- Eight in 10 organizations lack a C-suite leader to manage cybersecurity enterprise-wide, and just 11% plan to get a cybersecurity chief in 2018. Only 15% of respondents reported said they currently have a chief information security officer.
- By contrast, 31% of payers claim to have a top-level cybersecurity manager and 44% plan to hire one in the year ahead.
Providers have also been slow to adopt cybersecurity best practices, the survey shows, with more than half (54%) of respondents conceding they don’t routinely conduct risk assessments.
Despite a growing number of cyberattacks on hospitals and health systems, 92% of healthcare leaders said cybersecurity and the threat of a breach is not a major focus with their board of directors. And just a fraction said funds are being budgeted for cybersecurity in 2018.
“Cybersecurity has to be a top-down strategic initiative as it’s far too difficult for IT security teams to achieve their goals without the board leading the charge,” Doug Brown, managing partner of Black Book, said in a release.
This past year saw a number of disruptive cyberattacks on healthcare organizations. The massive WannaCry virus shut down many hospitals in the U.K. and affected businesses in 104 countries worldwide. Another virus, dubbed Defray, specifically targeted healthcare concerns, spreading in a Microsoft word attachment in emails, while an offshoot of WannaCry hit First Health of the Carolinas.
According to research by Accenture and the American Medical Association, released this month, four out of five physicians in the U.S. have experienced a cyberattack. The most frequent form of attack was phishing, experienced by 55% of doctors. Nearly half (48%) said their computers had been hit by a virus.

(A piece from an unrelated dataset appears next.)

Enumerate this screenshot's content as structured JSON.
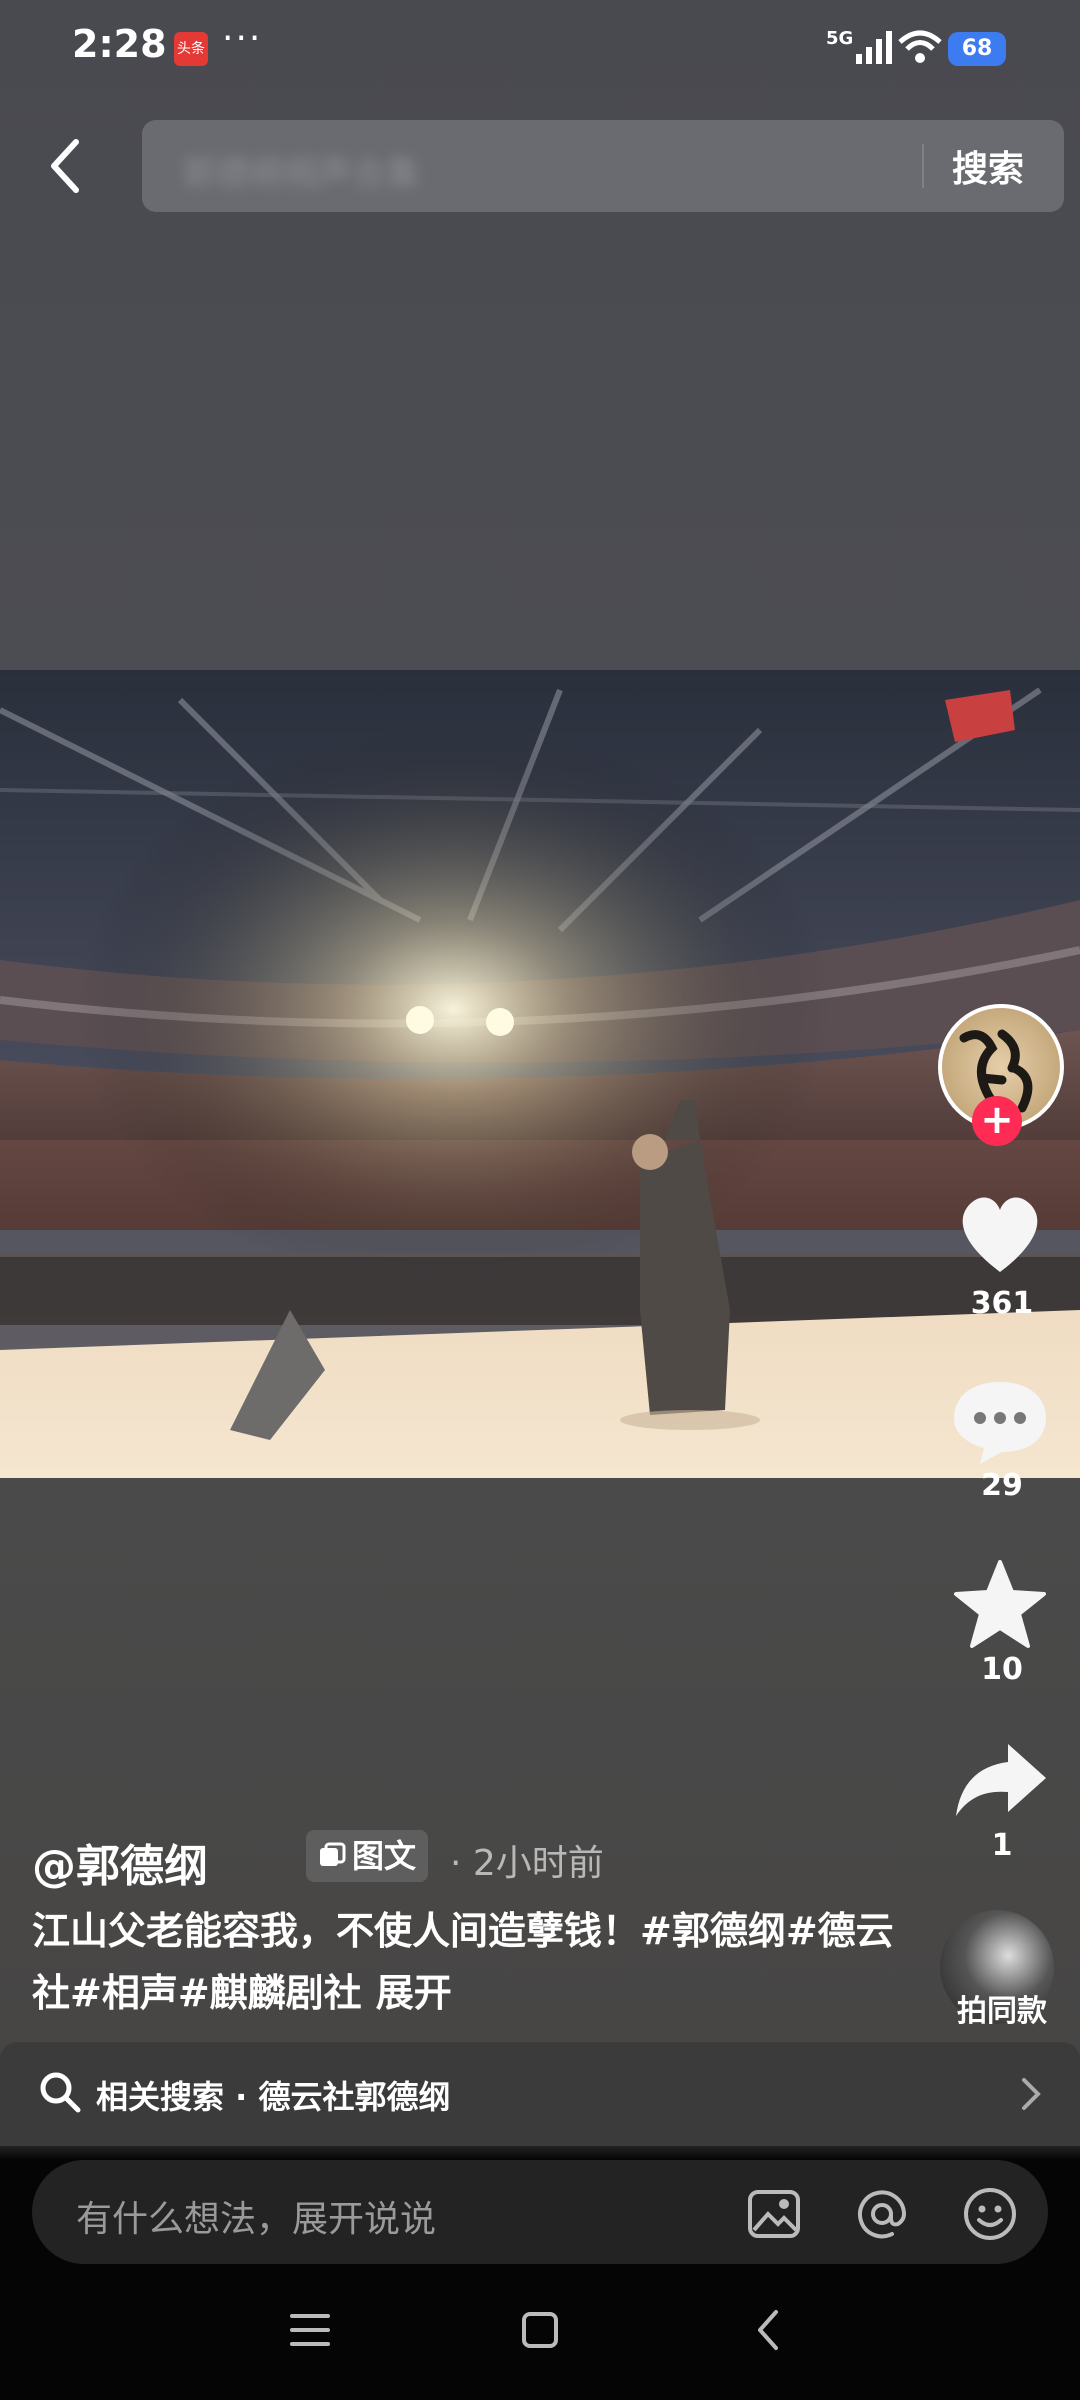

While Black Book’s study indicates a lack of understanding about the seriousness of cybersecurity threats, a HIMSS survey earlier this year suggests hospitals are beefing up their cybersecurity efforts. In that survey, 71% of healthcare organizations said they budget for cybersecurity and 60% of those said they allotted 3% or more of the overall budget for breach prevention and related activities.